Activity: A faithful, word-for-word copy of the data below is required, without pictures.

Excerpted records:
┌──

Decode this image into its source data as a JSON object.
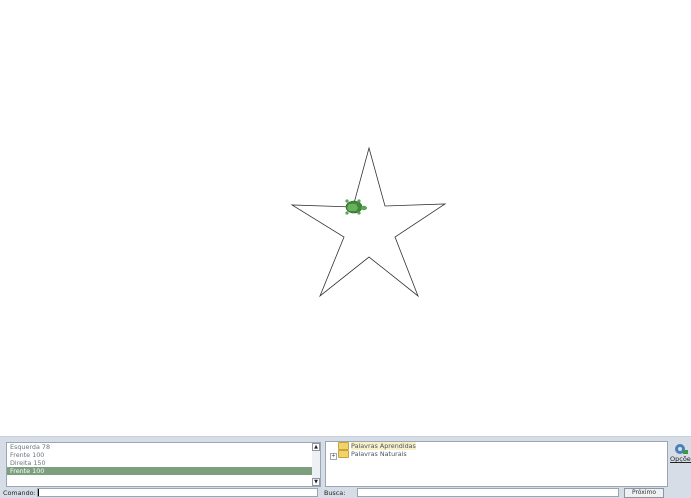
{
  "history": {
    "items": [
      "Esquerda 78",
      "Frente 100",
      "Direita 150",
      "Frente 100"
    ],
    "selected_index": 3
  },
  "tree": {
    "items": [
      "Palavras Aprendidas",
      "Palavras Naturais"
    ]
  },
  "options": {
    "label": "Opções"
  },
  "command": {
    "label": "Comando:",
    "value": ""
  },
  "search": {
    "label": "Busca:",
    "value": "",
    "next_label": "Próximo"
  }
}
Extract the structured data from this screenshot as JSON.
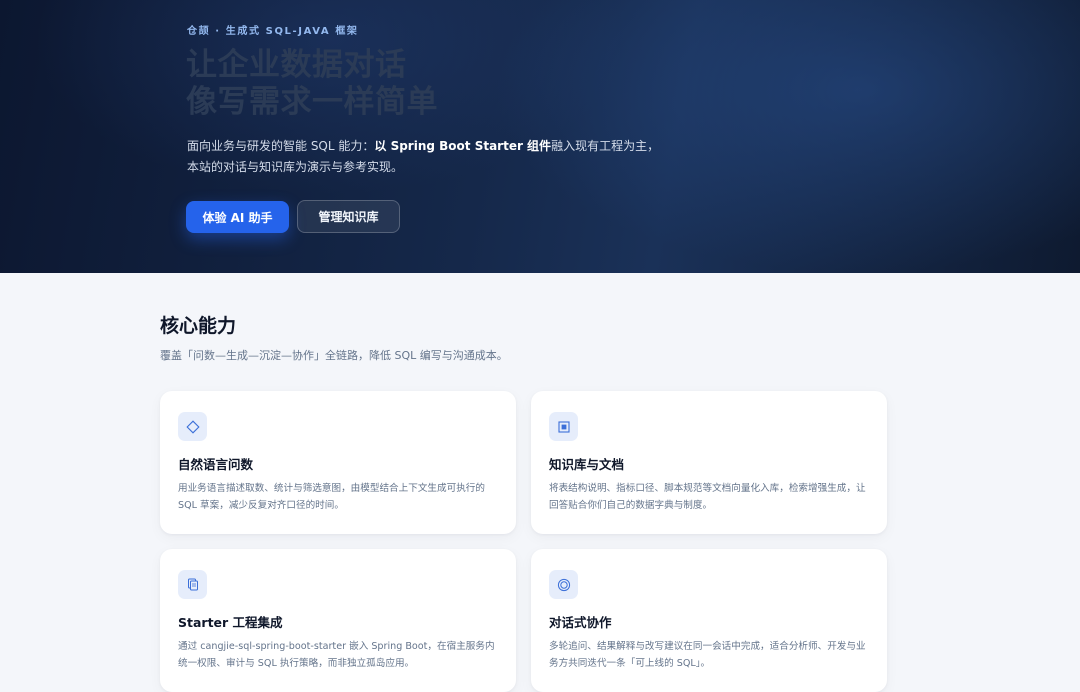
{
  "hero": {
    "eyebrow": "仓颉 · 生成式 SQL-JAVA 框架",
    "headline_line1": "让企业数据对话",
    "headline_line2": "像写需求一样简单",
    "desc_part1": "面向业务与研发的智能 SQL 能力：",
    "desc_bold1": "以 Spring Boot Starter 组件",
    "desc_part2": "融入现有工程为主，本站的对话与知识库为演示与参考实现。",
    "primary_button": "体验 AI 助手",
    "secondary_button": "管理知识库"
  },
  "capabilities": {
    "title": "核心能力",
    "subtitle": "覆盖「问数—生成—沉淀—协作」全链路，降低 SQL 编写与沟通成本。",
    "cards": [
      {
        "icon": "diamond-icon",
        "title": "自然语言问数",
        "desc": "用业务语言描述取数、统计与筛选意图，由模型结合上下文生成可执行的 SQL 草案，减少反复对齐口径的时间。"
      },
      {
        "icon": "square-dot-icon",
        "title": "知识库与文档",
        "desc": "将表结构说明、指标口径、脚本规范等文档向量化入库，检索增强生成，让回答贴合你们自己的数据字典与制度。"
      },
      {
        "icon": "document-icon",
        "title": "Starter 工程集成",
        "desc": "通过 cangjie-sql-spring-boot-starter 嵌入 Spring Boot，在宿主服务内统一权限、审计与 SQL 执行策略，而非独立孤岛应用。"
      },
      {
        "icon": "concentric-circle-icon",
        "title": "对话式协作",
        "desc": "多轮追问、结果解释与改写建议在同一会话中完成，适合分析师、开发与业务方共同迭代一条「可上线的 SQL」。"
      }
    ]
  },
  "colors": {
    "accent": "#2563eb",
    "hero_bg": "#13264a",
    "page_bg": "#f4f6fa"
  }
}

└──

Exercise answer:
Decode this image into its source data as a JSON object.
{
  "history": {
    "items": [
      "Esquerda 78",
      "Frente 100",
      "Direita 150",
      "Frente 100"
    ],
    "selected_index": 3
  },
  "tree": {
    "items": [
      "Palavras Aprendidas",
      "Palavras Naturais"
    ]
  },
  "options": {
    "label": "Opções"
  },
  "command": {
    "label": "Comando:",
    "value": ""
  },
  "search": {
    "label": "Busca:",
    "value": "",
    "next_label": "Próximo"
  }
}
Extract the structured data from this screenshot as JSON.
{
  "hero": {
    "eyebrow": "仓颉 · 生成式 SQL-JAVA 框架",
    "headline_line1": "让企业数据对话",
    "headline_line2": "像写需求一样简单",
    "desc_part1": "面向业务与研发的智能 SQL 能力：",
    "desc_bold1": "以 Spring Boot Starter 组件",
    "desc_part2": "融入现有工程为主，本站的对话与知识库为演示与参考实现。",
    "primary_button": "体验 AI 助手",
    "secondary_button": "管理知识库"
  },
  "capabilities": {
    "title": "核心能力",
    "subtitle": "覆盖「问数—生成—沉淀—协作」全链路，降低 SQL 编写与沟通成本。",
    "cards": [
      {
        "icon": "diamond-icon",
        "title": "自然语言问数",
        "desc": "用业务语言描述取数、统计与筛选意图，由模型结合上下文生成可执行的 SQL 草案，减少反复对齐口径的时间。"
      },
      {
        "icon": "square-dot-icon",
        "title": "知识库与文档",
        "desc": "将表结构说明、指标口径、脚本规范等文档向量化入库，检索增强生成，让回答贴合你们自己的数据字典与制度。"
      },
      {
        "icon": "document-icon",
        "title": "Starter 工程集成",
        "desc": "通过 cangjie-sql-spring-boot-starter 嵌入 Spring Boot，在宿主服务内统一权限、审计与 SQL 执行策略，而非独立孤岛应用。"
      },
      {
        "icon": "concentric-circle-icon",
        "title": "对话式协作",
        "desc": "多轮追问、结果解释与改写建议在同一会话中完成，适合分析师、开发与业务方共同迭代一条「可上线的 SQL」。"
      }
    ]
  },
  "colors": {
    "accent": "#2563eb",
    "hero_bg": "#13264a",
    "page_bg": "#f4f6fa"
  }
}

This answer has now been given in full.